EXERCISE: Make a verbatim copy of the entries below; pictures stay out.

[Component data from apps and pages]

>>>>>

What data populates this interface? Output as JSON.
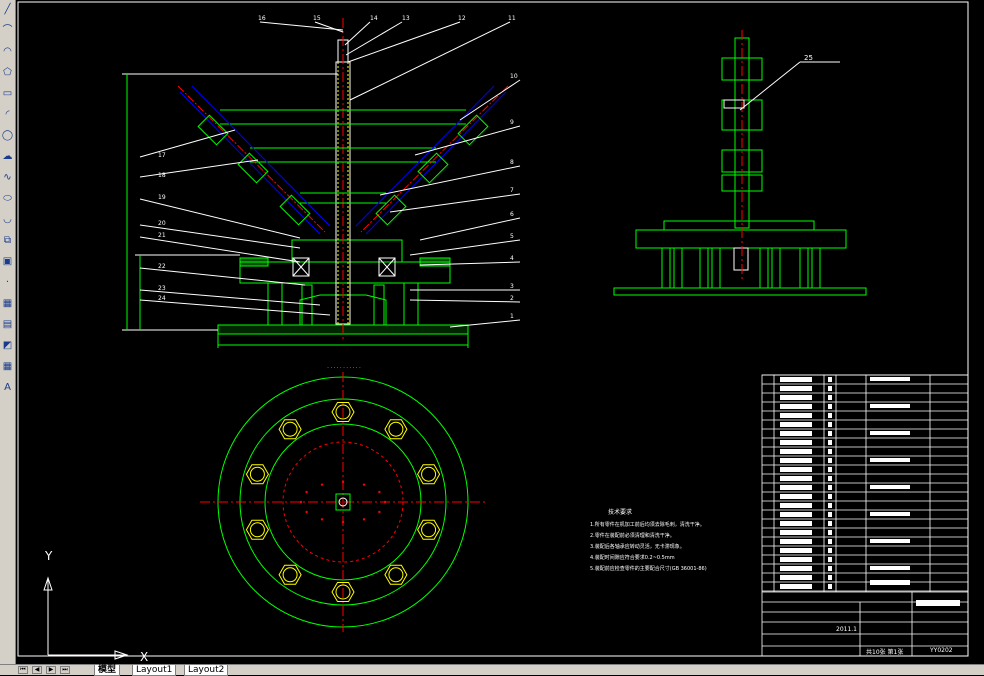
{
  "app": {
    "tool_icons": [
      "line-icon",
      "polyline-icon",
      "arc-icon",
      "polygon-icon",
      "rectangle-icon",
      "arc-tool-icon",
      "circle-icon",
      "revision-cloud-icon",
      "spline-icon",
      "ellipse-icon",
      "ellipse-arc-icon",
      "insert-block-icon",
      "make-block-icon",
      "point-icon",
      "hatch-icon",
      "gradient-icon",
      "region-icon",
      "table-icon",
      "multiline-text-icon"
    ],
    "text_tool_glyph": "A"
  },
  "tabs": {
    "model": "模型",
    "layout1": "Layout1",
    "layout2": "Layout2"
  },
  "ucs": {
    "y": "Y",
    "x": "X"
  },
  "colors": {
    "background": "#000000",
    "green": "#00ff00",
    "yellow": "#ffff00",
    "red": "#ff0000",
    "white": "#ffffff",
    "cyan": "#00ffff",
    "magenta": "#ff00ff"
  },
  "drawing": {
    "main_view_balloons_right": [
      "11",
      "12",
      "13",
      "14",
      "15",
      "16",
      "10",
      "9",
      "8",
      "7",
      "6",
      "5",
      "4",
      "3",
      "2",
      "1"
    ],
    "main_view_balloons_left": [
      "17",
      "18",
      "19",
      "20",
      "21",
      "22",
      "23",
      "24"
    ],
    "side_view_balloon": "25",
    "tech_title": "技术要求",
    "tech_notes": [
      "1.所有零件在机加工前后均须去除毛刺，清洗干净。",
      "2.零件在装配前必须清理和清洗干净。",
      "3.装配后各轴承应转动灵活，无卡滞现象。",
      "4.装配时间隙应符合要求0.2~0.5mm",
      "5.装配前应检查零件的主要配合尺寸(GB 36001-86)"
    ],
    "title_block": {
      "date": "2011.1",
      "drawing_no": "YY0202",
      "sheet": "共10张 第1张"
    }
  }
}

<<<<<

ANSWER BOX:
What data populates this interface? Output as JSON.
{
  "app": {
    "tool_icons": [
      "line-icon",
      "polyline-icon",
      "arc-icon",
      "polygon-icon",
      "rectangle-icon",
      "arc-tool-icon",
      "circle-icon",
      "revision-cloud-icon",
      "spline-icon",
      "ellipse-icon",
      "ellipse-arc-icon",
      "insert-block-icon",
      "make-block-icon",
      "point-icon",
      "hatch-icon",
      "gradient-icon",
      "region-icon",
      "table-icon",
      "multiline-text-icon"
    ],
    "text_tool_glyph": "A"
  },
  "tabs": {
    "model": "模型",
    "layout1": "Layout1",
    "layout2": "Layout2"
  },
  "ucs": {
    "y": "Y",
    "x": "X"
  },
  "colors": {
    "background": "#000000",
    "green": "#00ff00",
    "yellow": "#ffff00",
    "red": "#ff0000",
    "white": "#ffffff",
    "cyan": "#00ffff",
    "magenta": "#ff00ff"
  },
  "drawing": {
    "main_view_balloons_right": [
      "11",
      "12",
      "13",
      "14",
      "15",
      "16",
      "10",
      "9",
      "8",
      "7",
      "6",
      "5",
      "4",
      "3",
      "2",
      "1"
    ],
    "main_view_balloons_left": [
      "17",
      "18",
      "19",
      "20",
      "21",
      "22",
      "23",
      "24"
    ],
    "side_view_balloon": "25",
    "tech_title": "技术要求",
    "tech_notes": [
      "1.所有零件在机加工前后均须去除毛刺，清洗干净。",
      "2.零件在装配前必须清理和清洗干净。",
      "3.装配后各轴承应转动灵活，无卡滞现象。",
      "4.装配时间隙应符合要求0.2~0.5mm",
      "5.装配前应检查零件的主要配合尺寸(GB 36001-86)"
    ],
    "title_block": {
      "date": "2011.1",
      "drawing_no": "YY0202",
      "sheet": "共10张 第1张"
    }
  }
}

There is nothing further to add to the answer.